Each line below needs to be restated word for word.

[Entries from a dataset of interfaces]
+---+

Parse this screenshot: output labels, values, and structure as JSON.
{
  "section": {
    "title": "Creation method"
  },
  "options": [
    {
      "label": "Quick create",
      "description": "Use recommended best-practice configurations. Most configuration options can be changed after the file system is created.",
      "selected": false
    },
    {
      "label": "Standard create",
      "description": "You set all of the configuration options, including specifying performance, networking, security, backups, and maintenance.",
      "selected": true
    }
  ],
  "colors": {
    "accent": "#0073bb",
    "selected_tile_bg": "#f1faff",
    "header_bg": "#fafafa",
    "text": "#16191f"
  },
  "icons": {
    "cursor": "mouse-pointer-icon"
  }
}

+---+

**Answer area**.
Parse this screenshot: output labels, values, and structure as JSON.
{
  "section": {
    "title": "Creation method"
  },
  "options": [
    {
      "label": "Quick create",
      "description": "Use recommended best-practice configurations. Most configuration options can be changed after the file system is created.",
      "selected": false
    },
    {
      "label": "Standard create",
      "description": "You set all of the configuration options, including specifying performance, networking, security, backups, and maintenance.",
      "selected": true
    }
  ],
  "colors": {
    "accent": "#0073bb",
    "selected_tile_bg": "#f1faff",
    "header_bg": "#fafafa",
    "text": "#16191f"
  },
  "icons": {
    "cursor": "mouse-pointer-icon"
  }
}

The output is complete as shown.